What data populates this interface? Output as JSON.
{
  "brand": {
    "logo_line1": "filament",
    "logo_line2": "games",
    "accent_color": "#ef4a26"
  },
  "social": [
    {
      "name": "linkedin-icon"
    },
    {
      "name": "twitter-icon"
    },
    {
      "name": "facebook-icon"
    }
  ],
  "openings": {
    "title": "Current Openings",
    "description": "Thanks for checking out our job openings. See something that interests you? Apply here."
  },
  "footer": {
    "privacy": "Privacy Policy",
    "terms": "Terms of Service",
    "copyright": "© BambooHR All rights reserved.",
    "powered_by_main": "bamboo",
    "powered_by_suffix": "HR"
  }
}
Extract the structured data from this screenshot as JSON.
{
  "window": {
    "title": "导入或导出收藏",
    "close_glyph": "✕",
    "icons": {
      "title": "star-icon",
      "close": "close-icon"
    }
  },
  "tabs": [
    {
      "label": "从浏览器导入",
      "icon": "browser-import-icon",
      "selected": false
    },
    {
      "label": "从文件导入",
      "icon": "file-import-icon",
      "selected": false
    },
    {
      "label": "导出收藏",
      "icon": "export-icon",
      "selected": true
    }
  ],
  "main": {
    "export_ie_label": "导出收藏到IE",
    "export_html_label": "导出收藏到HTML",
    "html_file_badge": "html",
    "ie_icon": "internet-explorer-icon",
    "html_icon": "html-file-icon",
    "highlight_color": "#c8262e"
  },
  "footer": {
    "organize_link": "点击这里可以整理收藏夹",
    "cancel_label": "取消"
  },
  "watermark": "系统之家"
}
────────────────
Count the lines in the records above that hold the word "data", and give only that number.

2